Dominic’s struggle with being misunderstood did not end when he died, however. When talk of canonizing him arose, many felt that his life had been too short to consider him worthy of being named a saint. Obviously that argument did not hold up, because after a number of years he was indeed canonized. But it is this point which is most compelling about the life of St. Dominic: it does not matter how short or long our lives are, we all have the potential to grow in sanctity and in fact, each person is called to it. It does not matter if we are poor or rich, old or young, practicing Christians all our lives or converts to the faith. Every one of us should be as Dominic, living “the heroism of the ordinary and the sanctity of common sense.”
©Michele L. Catanese
* I got this quote from a very informative site on St. Dominic Savio, https://en.wikipedia.org/wiki/Dominic_Savio, (note 57, from EWTN)
I also used two other sources: The One Year Book of Saints by Rev. Clifford Stevens, Our Sunday Visitor Publishing, 1989, 2002; and http://www.americancatholic.org/Features/Saints/saint.aspx?id=1318
The first photo is one of mine. It is the close up of some bluebonnet flowers. I chose this because bluebonnet season is almost upon us in Texas and while we are quite proud of the natural beauty of the fields of bluebonnets which will be in bloom soon, this photo challenges us to look more closely at what actually makes up the sea of blue visible from afar.
Next is an icon called St. Dominic Savio Patron of Juvenile Delinquents, by Fr. William Hart McNichols. It can be found at http://fineartamerica.com/featured/st-dominic-savio-patron-of-juvenile-delinquents-130-william-hart-mcnichols.html
The remaining photos are also mine. The one appearing after the icon is of the tomb of St. Dominic Savio in the basilica of Mary Help of Christians, in Turin, Italy.
Next is a scene I took in while walking in the woods behind the Cenacle Retreat House in Lake Ronkonkoma, NY. It speaks of finding God unexpectedly in the midst of an ordinary snowy day. God is in the midst of beauty always.
The final photo was taken in Biloxi, Mississippi. I chose this picture because as before, it fit with finding something not immediately obvious upon first glance: it seems like multiple suns are setting, but the reality is there is one sun, refracted because I was taking this photo through a plate glass window.
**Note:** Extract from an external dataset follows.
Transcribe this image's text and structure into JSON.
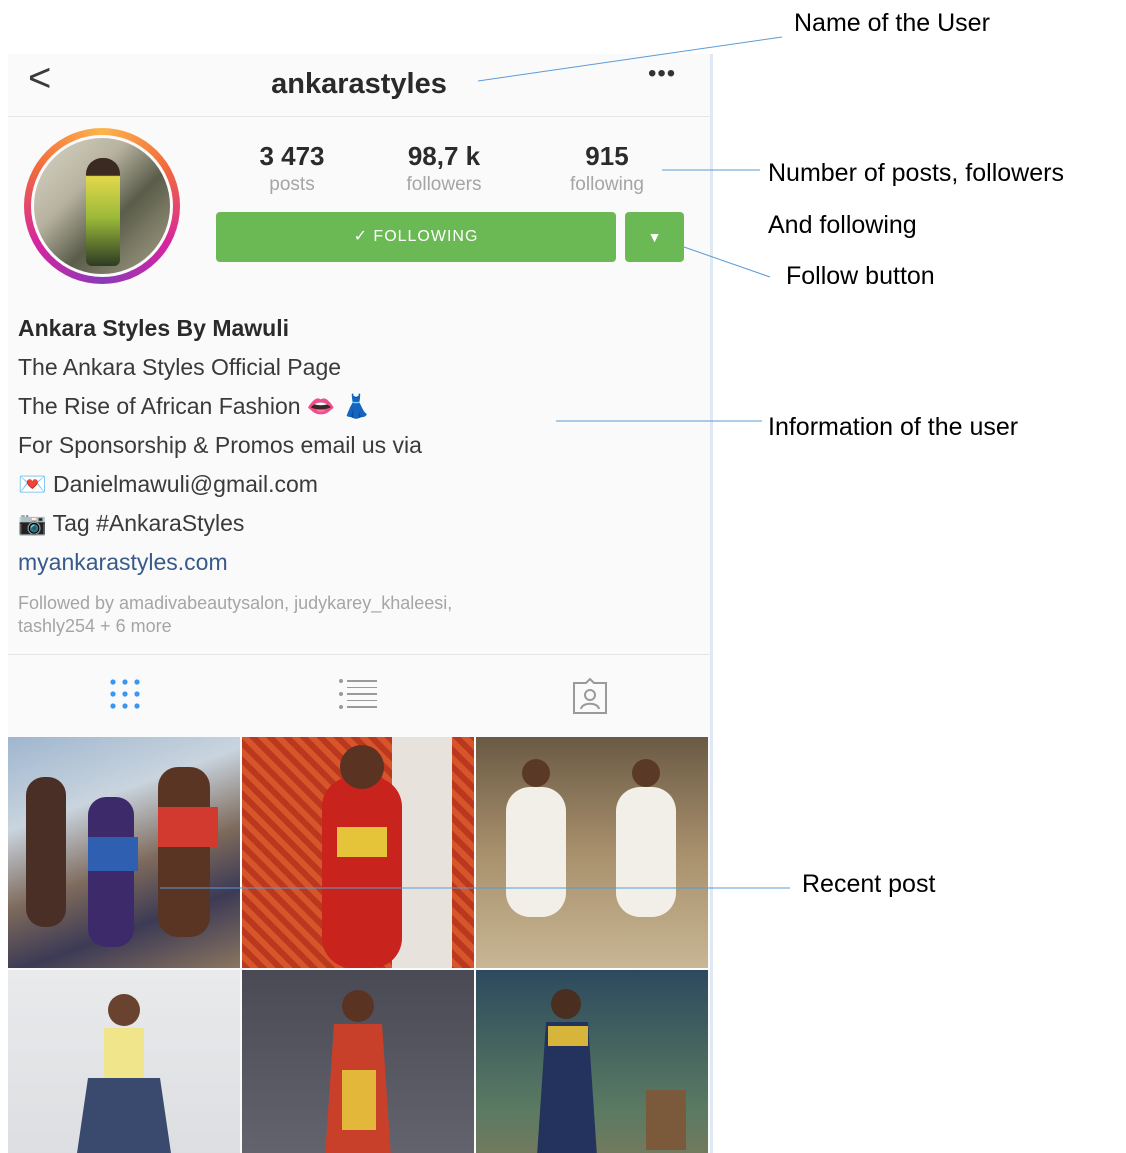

If we are patient and attentive we can see beyond what we assume is there, only to find a deeper reality.